__Problem requirements__: The full set of entries below, restated word for word and stripped of images, is the expected result.

[Excerpts from an interface dataset]
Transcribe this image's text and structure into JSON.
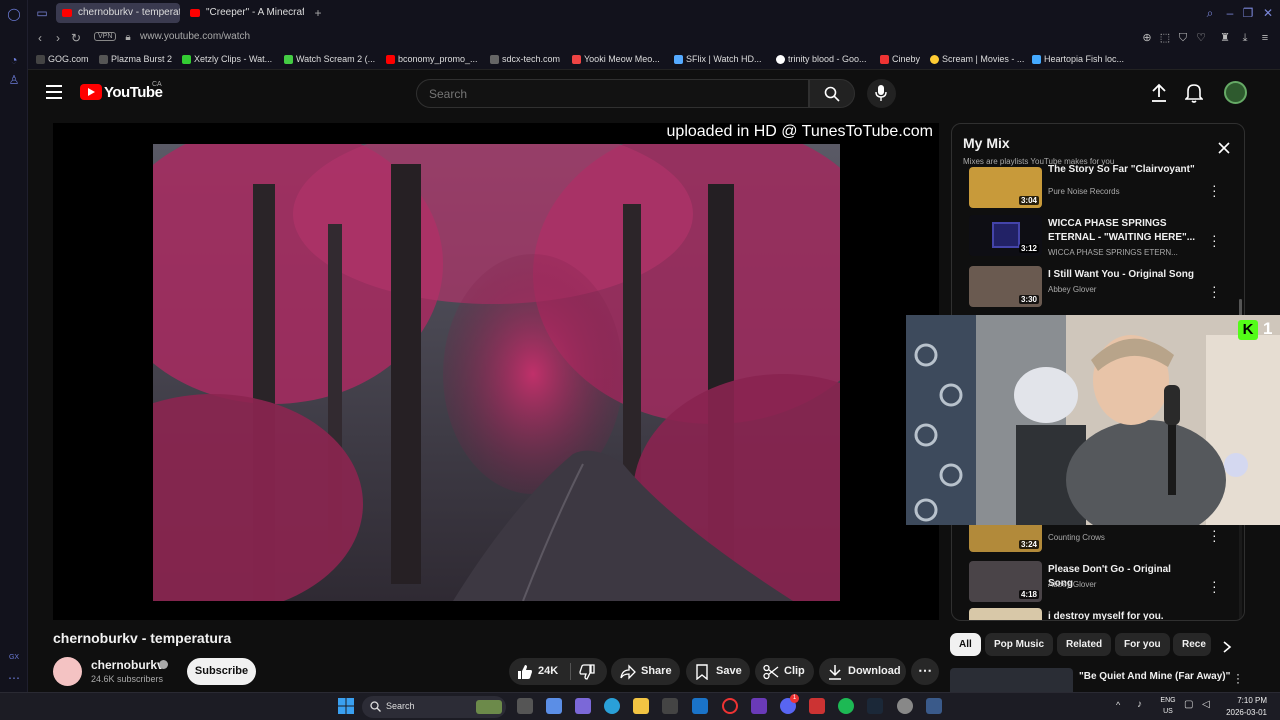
{
  "browser": {
    "tabs": [
      {
        "label": "chernoburkv - temperatura",
        "active": true
      },
      {
        "label": "\"Creeper\" - A Minecraft Pa",
        "active": false
      }
    ],
    "url": "www.youtube.com/watch",
    "vpn_label": "VPN",
    "bookmarks": [
      "GOG.com",
      "Plazma Burst 2",
      "Xetzly Clips - Wat...",
      "Watch Scream 2 (...",
      "bconomy_promo_...",
      "sdcx-tech.com",
      "Yooki Meow Meo...",
      "SFlix | Watch HD...",
      "trinity blood - Goo...",
      "Cineby",
      "Scream | Movies - ...",
      "Heartopia Fish loc..."
    ],
    "gx_label": "GX"
  },
  "youtube": {
    "wordmark": "YouTube",
    "country": "CA",
    "search_placeholder": "Search"
  },
  "video": {
    "watermark": "uploaded in HD @ TunesToTube.com",
    "title": "chernoburkv - temperatura",
    "channel": "chernoburkv",
    "subscribers": "24.6K subscribers",
    "subscribe_label": "Subscribe",
    "likes": "24K",
    "share_label": "Share",
    "save_label": "Save",
    "clip_label": "Clip",
    "download_label": "Download"
  },
  "playlist": {
    "title": "My Mix",
    "subtitle": "Mixes are playlists YouTube makes for you",
    "items": [
      {
        "name": "The Story So Far \"Clairvoyant\"",
        "artist": "Pure Noise Records",
        "duration": "3:04"
      },
      {
        "name": "WICCA PHASE SPRINGS ETERNAL - \"WAITING HERE\"...",
        "artist": "WICCA PHASE SPRINGS ETERN...",
        "duration": "3:12"
      },
      {
        "name": "I Still Want You - Original Song",
        "artist": "Abbey Glover",
        "duration": "3:30"
      },
      {
        "name": "",
        "artist": "Counting Crows",
        "duration": "3:24"
      },
      {
        "name": "Please Don't Go - Original Song",
        "artist": "Abbey Glover",
        "duration": "4:18"
      },
      {
        "name": "i destroy myself for you.",
        "artist": "",
        "duration": ""
      }
    ]
  },
  "chips": [
    "All",
    "Pop Music",
    "Related",
    "For you",
    "Rece"
  ],
  "next_video": {
    "title": "\"Be Quiet And Mine (Far Away)\""
  },
  "webcam": {
    "kick_count": "1",
    "kick_letter": "K"
  },
  "taskbar": {
    "search_label": "Search",
    "lang": "ENG",
    "region": "US",
    "time": "7:10 PM",
    "date": "2026-03-01",
    "discord_badge": "1"
  },
  "colors": {
    "youtube_red": "#ff0000",
    "kick_green": "#53fc18",
    "accent": "#7a86d8"
  }
}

__Answer for the task__:
Transcribe this image's text and structure into JSON.
{
  "browser": {
    "tabs": [
      {
        "label": "chernoburkv - temperatura",
        "active": true
      },
      {
        "label": "\"Creeper\" - A Minecraft Pa",
        "active": false
      }
    ],
    "url": "www.youtube.com/watch",
    "vpn_label": "VPN",
    "bookmarks": [
      "GOG.com",
      "Plazma Burst 2",
      "Xetzly Clips - Wat...",
      "Watch Scream 2 (...",
      "bconomy_promo_...",
      "sdcx-tech.com",
      "Yooki Meow Meo...",
      "SFlix | Watch HD...",
      "trinity blood - Goo...",
      "Cineby",
      "Scream | Movies - ...",
      "Heartopia Fish loc..."
    ],
    "gx_label": "GX"
  },
  "youtube": {
    "wordmark": "YouTube",
    "country": "CA",
    "search_placeholder": "Search"
  },
  "video": {
    "watermark": "uploaded in HD @ TunesToTube.com",
    "title": "chernoburkv - temperatura",
    "channel": "chernoburkv",
    "subscribers": "24.6K subscribers",
    "subscribe_label": "Subscribe",
    "likes": "24K",
    "share_label": "Share",
    "save_label": "Save",
    "clip_label": "Clip",
    "download_label": "Download"
  },
  "playlist": {
    "title": "My Mix",
    "subtitle": "Mixes are playlists YouTube makes for you",
    "items": [
      {
        "name": "The Story So Far \"Clairvoyant\"",
        "artist": "Pure Noise Records",
        "duration": "3:04"
      },
      {
        "name": "WICCA PHASE SPRINGS ETERNAL - \"WAITING HERE\"...",
        "artist": "WICCA PHASE SPRINGS ETERN...",
        "duration": "3:12"
      },
      {
        "name": "I Still Want You - Original Song",
        "artist": "Abbey Glover",
        "duration": "3:30"
      },
      {
        "name": "",
        "artist": "Counting Crows",
        "duration": "3:24"
      },
      {
        "name": "Please Don't Go - Original Song",
        "artist": "Abbey Glover",
        "duration": "4:18"
      },
      {
        "name": "i destroy myself for you.",
        "artist": "",
        "duration": ""
      }
    ]
  },
  "chips": [
    "All",
    "Pop Music",
    "Related",
    "For you",
    "Rece"
  ],
  "next_video": {
    "title": "\"Be Quiet And Mine (Far Away)\""
  },
  "webcam": {
    "kick_count": "1",
    "kick_letter": "K"
  },
  "taskbar": {
    "search_label": "Search",
    "lang": "ENG",
    "region": "US",
    "time": "7:10 PM",
    "date": "2026-03-01",
    "discord_badge": "1"
  },
  "colors": {
    "youtube_red": "#ff0000",
    "kick_green": "#53fc18",
    "accent": "#7a86d8"
  }
}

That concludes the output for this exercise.